Parra said the American Red Cross has successfully completed about 2,400 requests for updates on unity or welfare to date, out of more than 3,000 requests it has received. A completed request means that an organization can locate a missing person or verify someone’s condition at a medical facility, among other things.
To find people, Parra said, the organization cross-checks names with emergency shelter registries, calls hospitals to see if the person is admitted as a patient, and searches through social media, among other steps, Parra said. Once an individual is identified, the organization provides their status to the person seeking information about them — with the individual’s consent — and closes the case in the organization’s systems.
Social outreach like this will be important because identifying human remains after wildfires – and confirming if those missing are dead – can be a long and arduous process. . Fire experts say it is possible that some of the bodies were cremated in the Lahaina fire, meaning there may be no bones left to identify through DNA testing.
“Things are easy when the destructive power is modest,” said Vyto Babrauskas, president of fire safety research consultancy Fire Science and Technology Inc.. “If you go to the extreme – if you turn to ashes – you won’t be able to identify anything.”
Babrauskas added that damage from debris removal and excavation could also complicate recovery efforts.
“This is a terrible disaster,” he said. “It is very rare that this kind of tally and identification is needed.”
Honea, the Butte County sheriff, said it took weeks to complete the search for the remains in Paradise and that his detectives worked 16 hours a day to narrow down the list of missing people. Only one person is still missing and Honea says he has reason to believe that person was not in town on the day of the fire.

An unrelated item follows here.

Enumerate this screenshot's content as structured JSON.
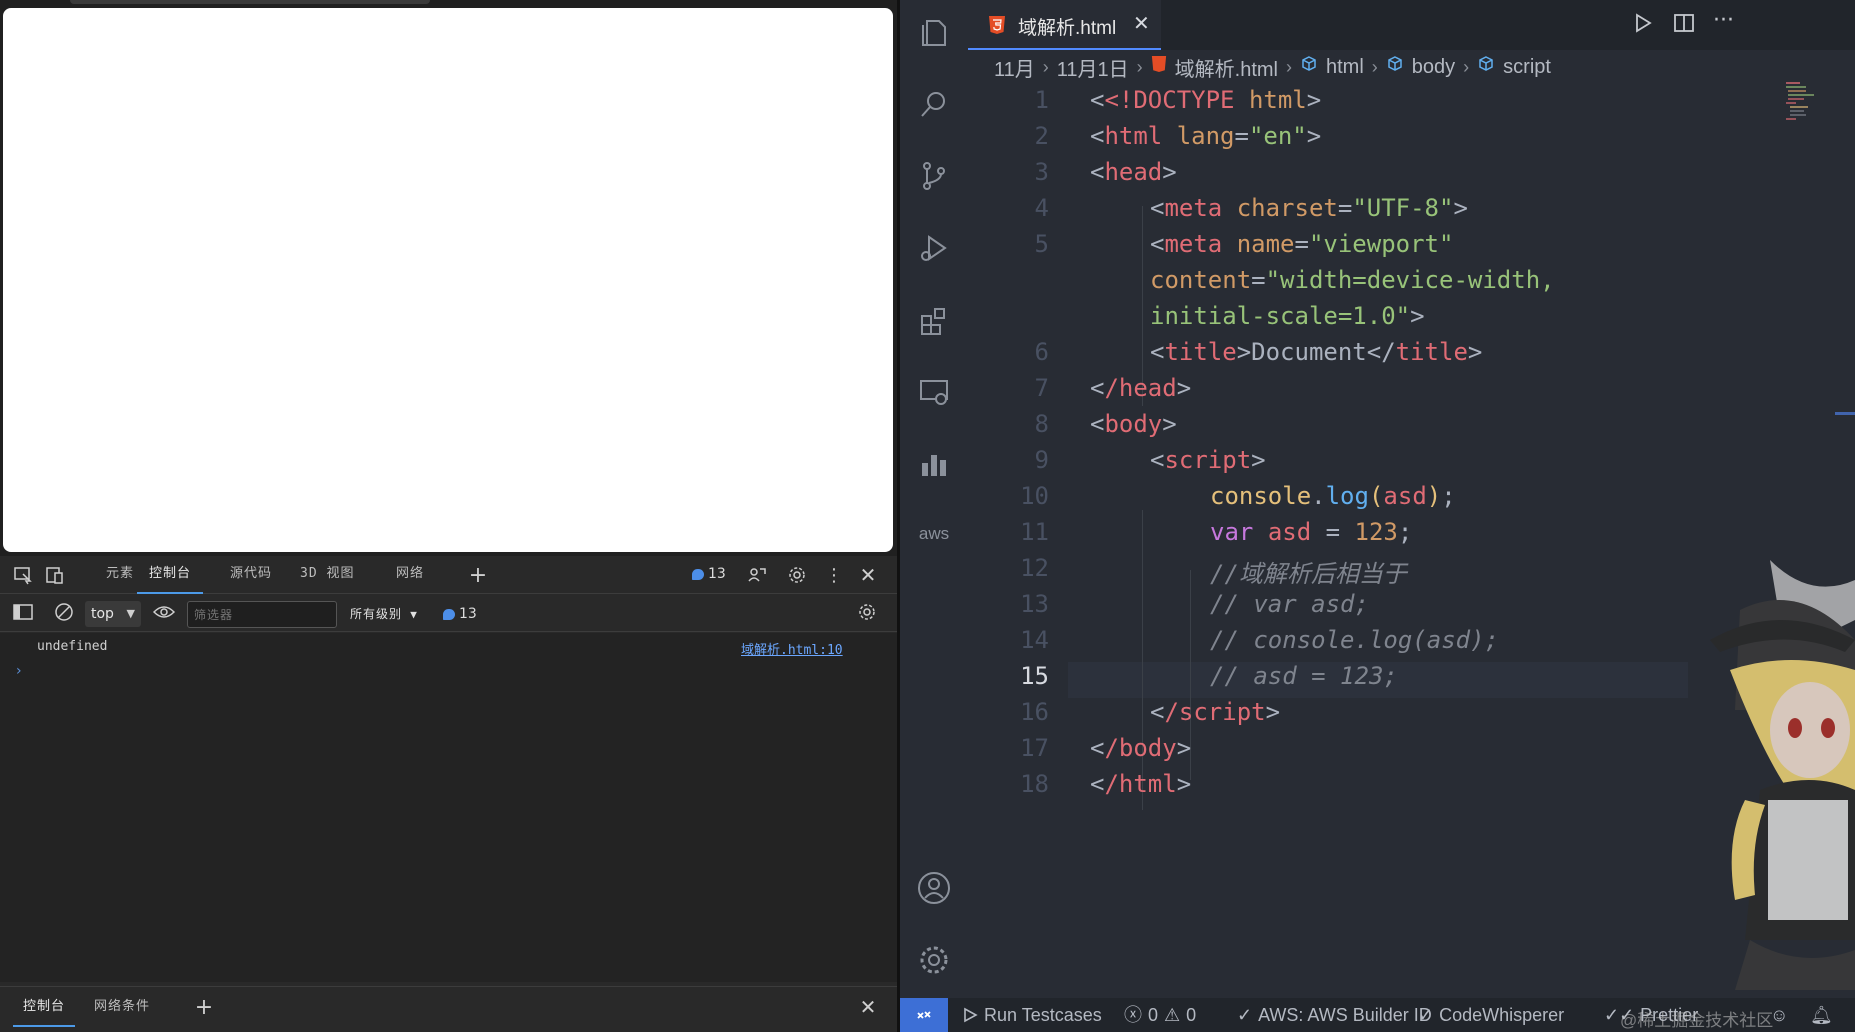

“We have this Excel spreadsheet with everyone’s names and any other information we have,” he said. “We’ll then start solving cases similar to how you would solve any other case to try to locate someone.”
That includes visiting people’s last known whereabouts, contacting telcos to see if they have cell phones, and contacting via email and social media.
“We were able to identify them through good old-fashioned detective work,” Honea said.
Diving instructor Tim Ferguson, whose home north of Lahaina is safe, was delighted to learn of a friend who managed to flee the flames with their family, including a 2-week-old baby, a 3-year-old and their two dogs. . They lost their home but were still safe.
He thinks it would be better for the authorities to release the list of missing people the way Paradise did, but says that list may be restricted for now because mobile service is still vulnerable in Lahaina. Everyone uses their mobile phones to communicate, he said.
“There are a lot of people who won’t have that end. I don’t know how we can get through that,” Ferguson said.
The situation in Maui is still evolving rapidly, but those who have experienced similar tragedies and have never known the fate of their loved ones are also following the news and hurting the victims and their families. .
Nearly 22 years later, nearly 1,100 victims of the 9/11 terrorist attacks, which killed nearly 3,000 people, have yet to be identified.
Joseph Giaccone’s family was initially keen to find any physical traces of the 43-year-old chief financial officer, who works at the North Tower of the World Trade Center, his brother James Giaccone recalls. But over time, he began to focus on his brother’s flourishing manly memories instead.
If his remains are identified and given to his family now, “it will only reinforce the horror his body endured that day, and it will leave wounds that I don’t think I want to open it,” Giaccone said Monday as he visited the home. 9/11 Memorial Square in New York.
“So I’m fine with the current situation.”
Rush reports from Portland, Oregon and Kelleher reports from Honolulu. Associated Press writers Jennifer Peltz in New York and Janie Har in San Francisco contributed.